How Is Juneteenth Celebrated?
Known also as Emancipation Day, Juneteenth Independence Day and Black Independence Day, Juneteenth celebrations began on the day’s first anniversary and quickly became annual, but ensuing segregation laws worked to keep festivities off public land, pushing them into rural areas, according to Juneteenth.com. Wherever they were, the website explains, the day involved bringing families together to celebrate with prayer and barbecues. Some freed African-Americans and their descendants even made a pilgrimage back to Galveston to honor the occasion.

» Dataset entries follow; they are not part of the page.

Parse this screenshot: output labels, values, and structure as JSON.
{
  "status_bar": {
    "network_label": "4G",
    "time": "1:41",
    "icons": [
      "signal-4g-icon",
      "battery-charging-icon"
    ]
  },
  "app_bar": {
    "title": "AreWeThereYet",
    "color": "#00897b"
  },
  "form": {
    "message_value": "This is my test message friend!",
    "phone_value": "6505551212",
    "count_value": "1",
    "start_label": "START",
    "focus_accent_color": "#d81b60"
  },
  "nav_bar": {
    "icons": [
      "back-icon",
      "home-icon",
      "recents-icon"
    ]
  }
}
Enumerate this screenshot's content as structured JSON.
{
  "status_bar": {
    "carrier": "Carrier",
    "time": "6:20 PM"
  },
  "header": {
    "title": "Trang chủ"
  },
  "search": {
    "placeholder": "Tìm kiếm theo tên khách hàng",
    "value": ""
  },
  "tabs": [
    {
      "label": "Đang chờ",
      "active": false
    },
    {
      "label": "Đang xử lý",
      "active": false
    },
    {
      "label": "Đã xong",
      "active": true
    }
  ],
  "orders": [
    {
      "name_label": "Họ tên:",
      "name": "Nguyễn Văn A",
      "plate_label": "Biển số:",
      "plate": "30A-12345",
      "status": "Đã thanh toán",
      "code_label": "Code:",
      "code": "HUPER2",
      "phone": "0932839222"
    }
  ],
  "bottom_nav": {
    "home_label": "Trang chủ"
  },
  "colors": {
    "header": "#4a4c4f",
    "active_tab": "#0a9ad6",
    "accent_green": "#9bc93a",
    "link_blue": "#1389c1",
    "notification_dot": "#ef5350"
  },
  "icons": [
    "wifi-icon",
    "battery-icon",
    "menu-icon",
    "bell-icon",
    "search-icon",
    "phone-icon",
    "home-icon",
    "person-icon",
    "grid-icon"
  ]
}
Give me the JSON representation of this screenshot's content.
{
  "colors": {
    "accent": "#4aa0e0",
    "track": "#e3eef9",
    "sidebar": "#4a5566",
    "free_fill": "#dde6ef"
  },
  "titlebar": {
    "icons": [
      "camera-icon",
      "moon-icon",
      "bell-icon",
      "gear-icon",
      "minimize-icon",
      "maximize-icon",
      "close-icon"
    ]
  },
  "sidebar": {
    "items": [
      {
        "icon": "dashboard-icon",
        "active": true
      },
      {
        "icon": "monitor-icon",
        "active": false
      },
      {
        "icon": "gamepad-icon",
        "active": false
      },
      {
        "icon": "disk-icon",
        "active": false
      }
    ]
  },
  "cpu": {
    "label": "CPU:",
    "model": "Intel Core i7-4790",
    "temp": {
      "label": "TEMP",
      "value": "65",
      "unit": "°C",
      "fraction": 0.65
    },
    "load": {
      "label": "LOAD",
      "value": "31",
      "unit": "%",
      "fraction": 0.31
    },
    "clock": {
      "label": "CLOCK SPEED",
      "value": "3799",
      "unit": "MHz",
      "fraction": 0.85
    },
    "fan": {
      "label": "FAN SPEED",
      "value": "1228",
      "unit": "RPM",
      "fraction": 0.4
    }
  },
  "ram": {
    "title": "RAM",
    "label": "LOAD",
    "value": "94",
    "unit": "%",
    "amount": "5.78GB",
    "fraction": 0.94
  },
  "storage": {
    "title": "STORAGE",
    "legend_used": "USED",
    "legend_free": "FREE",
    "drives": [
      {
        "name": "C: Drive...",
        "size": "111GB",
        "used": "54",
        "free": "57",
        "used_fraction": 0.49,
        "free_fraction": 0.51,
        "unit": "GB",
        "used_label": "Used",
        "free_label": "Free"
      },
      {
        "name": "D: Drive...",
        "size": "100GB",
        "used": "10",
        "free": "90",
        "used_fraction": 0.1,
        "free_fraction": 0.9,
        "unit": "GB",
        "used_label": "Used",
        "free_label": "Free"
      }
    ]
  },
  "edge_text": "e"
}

As members of the Black community eventually became land owners themselves, property was donated and dedicated to these particular festivities. One of the earliest documented land purchases in the name of Juneteenth occurred in 1872 when, according to Juneteenth.com, Rev. Jack Yates raised enough funds to purchase 10 acres of land in Houston, creating Emancipation Park.

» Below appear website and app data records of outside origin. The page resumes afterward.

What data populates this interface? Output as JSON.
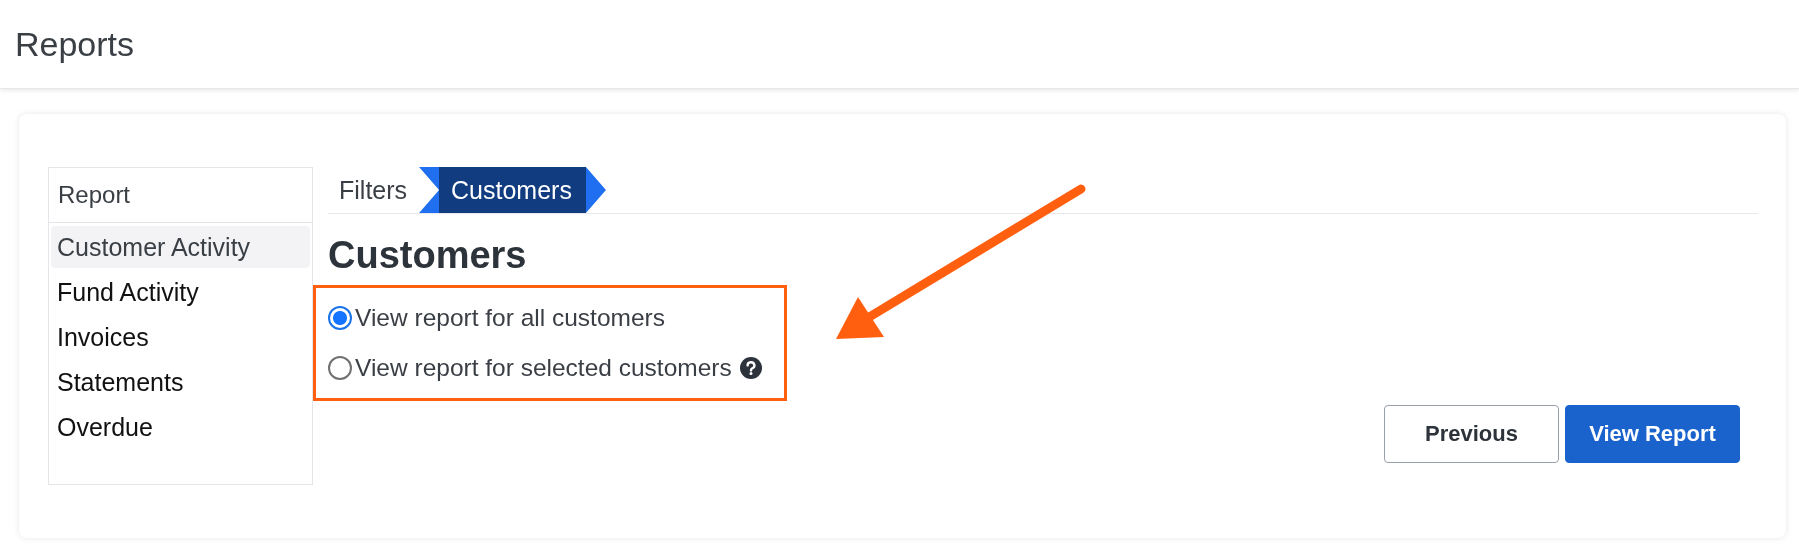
{
  "header": {
    "title": "Reports"
  },
  "sidebar": {
    "title": "Report",
    "items": [
      {
        "label": "Customer Activity",
        "selected": true
      },
      {
        "label": "Fund Activity",
        "selected": false
      },
      {
        "label": "Invoices",
        "selected": false
      },
      {
        "label": "Statements",
        "selected": false
      },
      {
        "label": "Overdue",
        "selected": false
      }
    ]
  },
  "steps": [
    {
      "label": "Filters",
      "selected": false
    },
    {
      "label": "Customers",
      "selected": true
    }
  ],
  "section": {
    "title": "Customers",
    "options": [
      {
        "label": "View report for all customers",
        "selected": true,
        "help": false
      },
      {
        "label": "View report for selected customers",
        "selected": false,
        "help": true
      }
    ]
  },
  "buttons": [
    {
      "label": "Previous",
      "kind": "secondary"
    },
    {
      "label": "View Report",
      "kind": "primary"
    }
  ]
}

Cliff Robinson, the founder of the website, told NBC News that, today, Juneteenth celebrations are held in most, if not all, states. In the South, especially, these celebrations “traditionally involve events such as picnics, rodeos, religious components like church ceremonies, and education and historical services for children,” Robinson said.